• [WORK REQUEST]
If a line in the data has the string "folder", please show it.

[Excerpts from an interface dataset]
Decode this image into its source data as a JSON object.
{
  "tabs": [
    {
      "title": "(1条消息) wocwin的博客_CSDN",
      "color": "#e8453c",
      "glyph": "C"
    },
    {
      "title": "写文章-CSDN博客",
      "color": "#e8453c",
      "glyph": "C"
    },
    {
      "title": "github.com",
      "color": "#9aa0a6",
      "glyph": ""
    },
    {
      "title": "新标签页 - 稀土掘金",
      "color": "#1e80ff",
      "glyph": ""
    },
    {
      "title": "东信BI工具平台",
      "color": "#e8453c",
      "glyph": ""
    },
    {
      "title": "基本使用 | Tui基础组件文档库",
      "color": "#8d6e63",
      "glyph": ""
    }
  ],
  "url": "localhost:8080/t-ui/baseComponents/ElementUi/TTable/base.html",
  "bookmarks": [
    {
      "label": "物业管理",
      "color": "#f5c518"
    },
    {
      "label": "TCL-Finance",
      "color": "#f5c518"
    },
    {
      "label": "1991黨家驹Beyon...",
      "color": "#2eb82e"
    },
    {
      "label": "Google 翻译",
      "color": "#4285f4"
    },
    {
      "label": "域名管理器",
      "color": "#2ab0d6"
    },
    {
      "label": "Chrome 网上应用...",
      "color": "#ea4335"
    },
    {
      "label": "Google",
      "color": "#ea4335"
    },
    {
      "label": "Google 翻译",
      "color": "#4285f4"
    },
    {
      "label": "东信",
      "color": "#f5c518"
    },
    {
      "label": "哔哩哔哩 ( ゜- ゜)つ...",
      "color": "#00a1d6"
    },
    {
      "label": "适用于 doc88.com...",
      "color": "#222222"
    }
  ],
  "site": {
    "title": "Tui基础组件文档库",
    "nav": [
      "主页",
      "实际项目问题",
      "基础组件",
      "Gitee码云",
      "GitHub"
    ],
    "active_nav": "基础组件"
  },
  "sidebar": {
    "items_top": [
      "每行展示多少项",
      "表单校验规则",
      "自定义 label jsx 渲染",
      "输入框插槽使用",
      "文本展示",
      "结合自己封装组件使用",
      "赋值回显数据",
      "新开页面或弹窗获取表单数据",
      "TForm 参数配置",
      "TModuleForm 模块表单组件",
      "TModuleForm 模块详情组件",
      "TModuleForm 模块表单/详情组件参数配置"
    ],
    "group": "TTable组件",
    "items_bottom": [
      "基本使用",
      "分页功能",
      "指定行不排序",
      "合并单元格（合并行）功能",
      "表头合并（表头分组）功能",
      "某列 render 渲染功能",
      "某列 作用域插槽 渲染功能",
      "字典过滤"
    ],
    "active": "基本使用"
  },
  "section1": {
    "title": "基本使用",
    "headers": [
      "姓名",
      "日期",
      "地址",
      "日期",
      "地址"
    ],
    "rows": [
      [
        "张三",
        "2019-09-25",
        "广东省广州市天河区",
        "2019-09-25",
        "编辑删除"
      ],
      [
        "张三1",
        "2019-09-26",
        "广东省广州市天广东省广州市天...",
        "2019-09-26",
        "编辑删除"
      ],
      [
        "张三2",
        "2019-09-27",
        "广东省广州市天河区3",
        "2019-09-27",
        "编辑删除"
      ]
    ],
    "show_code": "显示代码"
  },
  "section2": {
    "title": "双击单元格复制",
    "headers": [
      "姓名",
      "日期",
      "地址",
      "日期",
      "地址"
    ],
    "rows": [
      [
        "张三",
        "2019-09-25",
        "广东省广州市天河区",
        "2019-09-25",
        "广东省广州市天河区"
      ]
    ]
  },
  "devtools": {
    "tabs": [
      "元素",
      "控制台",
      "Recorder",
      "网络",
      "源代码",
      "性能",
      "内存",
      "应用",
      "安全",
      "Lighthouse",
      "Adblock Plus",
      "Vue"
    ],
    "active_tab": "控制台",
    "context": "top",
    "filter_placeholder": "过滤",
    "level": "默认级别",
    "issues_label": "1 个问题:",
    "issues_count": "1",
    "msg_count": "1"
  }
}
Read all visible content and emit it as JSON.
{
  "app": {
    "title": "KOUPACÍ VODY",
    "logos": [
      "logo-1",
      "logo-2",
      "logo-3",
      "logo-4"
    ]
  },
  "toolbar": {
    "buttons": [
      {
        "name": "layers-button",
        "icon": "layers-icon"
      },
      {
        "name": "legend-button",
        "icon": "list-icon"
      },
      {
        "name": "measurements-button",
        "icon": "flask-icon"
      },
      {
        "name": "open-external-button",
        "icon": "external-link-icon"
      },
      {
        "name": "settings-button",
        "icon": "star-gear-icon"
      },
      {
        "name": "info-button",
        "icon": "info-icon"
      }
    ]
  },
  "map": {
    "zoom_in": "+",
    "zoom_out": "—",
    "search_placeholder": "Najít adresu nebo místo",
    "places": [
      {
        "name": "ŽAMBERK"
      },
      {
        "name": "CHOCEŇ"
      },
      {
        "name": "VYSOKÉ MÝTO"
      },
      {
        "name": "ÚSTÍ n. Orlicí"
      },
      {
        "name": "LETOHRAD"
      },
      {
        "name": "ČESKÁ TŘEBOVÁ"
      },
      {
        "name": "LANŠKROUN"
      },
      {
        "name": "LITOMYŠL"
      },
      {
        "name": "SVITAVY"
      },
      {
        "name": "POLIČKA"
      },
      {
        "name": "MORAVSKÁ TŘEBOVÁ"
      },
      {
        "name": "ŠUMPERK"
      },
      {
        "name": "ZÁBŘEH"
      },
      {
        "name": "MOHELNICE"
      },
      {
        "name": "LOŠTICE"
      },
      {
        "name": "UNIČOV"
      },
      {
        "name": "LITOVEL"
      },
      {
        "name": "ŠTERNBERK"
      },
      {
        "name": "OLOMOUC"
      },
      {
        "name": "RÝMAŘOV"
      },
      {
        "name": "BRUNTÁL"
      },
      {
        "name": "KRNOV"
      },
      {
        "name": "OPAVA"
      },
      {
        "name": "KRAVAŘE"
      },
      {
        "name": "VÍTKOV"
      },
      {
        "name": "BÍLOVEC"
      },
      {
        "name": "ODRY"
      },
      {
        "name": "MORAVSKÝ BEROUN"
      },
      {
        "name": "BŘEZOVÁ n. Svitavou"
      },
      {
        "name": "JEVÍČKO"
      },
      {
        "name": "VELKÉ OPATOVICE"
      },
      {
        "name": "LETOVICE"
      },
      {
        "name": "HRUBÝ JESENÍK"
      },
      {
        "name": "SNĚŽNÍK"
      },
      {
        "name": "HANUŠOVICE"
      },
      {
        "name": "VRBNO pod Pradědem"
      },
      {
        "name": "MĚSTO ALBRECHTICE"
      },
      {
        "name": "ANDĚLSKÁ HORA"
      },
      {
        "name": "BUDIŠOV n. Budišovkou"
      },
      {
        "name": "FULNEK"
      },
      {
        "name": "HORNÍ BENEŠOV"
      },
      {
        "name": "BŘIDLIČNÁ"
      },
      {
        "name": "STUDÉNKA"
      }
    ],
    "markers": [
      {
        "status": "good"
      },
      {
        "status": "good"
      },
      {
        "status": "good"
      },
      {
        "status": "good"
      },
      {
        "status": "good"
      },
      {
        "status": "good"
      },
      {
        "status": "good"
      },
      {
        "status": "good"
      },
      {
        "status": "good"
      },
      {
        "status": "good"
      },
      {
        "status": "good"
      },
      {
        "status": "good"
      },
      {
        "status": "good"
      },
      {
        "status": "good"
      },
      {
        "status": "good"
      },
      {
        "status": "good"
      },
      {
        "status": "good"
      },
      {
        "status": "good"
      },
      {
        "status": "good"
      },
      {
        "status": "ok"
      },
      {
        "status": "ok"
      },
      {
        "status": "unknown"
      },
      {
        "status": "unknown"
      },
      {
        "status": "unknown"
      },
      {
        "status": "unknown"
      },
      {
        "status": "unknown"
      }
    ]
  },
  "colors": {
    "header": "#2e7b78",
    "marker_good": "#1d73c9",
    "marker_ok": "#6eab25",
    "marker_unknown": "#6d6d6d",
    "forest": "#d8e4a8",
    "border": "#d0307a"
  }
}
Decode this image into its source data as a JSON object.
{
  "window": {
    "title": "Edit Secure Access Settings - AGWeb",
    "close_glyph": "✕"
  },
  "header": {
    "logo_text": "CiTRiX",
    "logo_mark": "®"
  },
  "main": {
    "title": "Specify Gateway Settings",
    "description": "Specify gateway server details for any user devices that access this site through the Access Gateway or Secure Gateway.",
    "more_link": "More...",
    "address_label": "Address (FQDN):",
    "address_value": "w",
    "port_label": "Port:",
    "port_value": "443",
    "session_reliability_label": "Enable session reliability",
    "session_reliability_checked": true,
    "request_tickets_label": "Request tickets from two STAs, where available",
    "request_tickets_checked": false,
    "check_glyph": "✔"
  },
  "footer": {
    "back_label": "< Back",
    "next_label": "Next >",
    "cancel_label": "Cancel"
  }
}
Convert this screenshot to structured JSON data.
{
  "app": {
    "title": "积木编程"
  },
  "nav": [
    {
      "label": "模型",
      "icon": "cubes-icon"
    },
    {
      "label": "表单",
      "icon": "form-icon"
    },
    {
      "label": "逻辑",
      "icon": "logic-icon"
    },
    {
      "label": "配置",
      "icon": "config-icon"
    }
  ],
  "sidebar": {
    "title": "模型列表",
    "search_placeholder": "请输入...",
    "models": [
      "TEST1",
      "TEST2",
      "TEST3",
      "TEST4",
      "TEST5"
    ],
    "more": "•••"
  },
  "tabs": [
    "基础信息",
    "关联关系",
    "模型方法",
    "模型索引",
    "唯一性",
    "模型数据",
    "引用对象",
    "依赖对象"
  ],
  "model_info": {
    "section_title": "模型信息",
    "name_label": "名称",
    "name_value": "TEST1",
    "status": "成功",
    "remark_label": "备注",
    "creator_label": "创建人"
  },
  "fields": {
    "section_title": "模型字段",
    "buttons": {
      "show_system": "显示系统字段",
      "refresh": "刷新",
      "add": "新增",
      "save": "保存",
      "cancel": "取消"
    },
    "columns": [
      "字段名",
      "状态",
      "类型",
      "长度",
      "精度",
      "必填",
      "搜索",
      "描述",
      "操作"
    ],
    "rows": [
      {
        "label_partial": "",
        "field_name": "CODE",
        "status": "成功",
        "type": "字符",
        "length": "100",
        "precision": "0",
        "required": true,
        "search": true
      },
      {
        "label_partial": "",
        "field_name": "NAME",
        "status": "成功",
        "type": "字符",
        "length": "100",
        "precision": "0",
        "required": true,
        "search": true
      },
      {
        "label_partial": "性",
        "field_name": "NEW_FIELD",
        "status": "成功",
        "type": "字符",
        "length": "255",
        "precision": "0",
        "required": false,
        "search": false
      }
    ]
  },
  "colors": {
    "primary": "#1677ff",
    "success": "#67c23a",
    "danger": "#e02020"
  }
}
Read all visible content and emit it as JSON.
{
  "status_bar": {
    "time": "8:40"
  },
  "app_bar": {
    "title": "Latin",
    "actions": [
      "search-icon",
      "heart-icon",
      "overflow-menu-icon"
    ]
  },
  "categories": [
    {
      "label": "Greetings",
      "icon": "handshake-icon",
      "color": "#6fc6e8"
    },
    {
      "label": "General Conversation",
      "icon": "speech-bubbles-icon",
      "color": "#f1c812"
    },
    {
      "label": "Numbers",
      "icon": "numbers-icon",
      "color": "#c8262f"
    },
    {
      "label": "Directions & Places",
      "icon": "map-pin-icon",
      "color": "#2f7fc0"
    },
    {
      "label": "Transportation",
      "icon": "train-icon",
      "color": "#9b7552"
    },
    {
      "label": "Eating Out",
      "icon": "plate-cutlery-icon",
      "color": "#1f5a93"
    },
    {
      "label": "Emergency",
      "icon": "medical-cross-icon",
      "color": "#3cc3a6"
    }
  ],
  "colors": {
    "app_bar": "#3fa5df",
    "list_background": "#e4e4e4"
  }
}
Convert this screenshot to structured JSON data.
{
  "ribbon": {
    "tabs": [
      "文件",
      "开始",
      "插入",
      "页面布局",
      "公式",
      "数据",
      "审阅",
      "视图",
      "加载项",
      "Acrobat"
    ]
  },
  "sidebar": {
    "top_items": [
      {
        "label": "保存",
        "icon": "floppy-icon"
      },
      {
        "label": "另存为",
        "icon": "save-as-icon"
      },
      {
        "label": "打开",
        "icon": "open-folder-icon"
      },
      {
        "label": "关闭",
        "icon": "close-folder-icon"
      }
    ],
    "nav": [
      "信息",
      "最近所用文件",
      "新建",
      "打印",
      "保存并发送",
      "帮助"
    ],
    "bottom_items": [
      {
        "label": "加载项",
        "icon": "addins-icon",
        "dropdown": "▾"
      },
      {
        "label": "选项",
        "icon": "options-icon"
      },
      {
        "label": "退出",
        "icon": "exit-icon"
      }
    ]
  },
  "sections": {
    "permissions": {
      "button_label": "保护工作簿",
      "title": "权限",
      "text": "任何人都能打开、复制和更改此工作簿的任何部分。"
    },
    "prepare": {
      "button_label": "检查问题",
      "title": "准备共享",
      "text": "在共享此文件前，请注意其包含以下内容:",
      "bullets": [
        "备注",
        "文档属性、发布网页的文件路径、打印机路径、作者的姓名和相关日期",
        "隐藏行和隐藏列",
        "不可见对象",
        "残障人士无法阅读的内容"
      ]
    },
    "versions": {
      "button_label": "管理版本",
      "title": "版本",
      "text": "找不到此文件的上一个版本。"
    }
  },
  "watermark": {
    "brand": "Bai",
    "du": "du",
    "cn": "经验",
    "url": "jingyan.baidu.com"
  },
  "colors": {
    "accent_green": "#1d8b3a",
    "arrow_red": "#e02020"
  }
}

• [SOLUTION]
        "icon": "open-folder-icon"
        "icon": "close-folder-icon"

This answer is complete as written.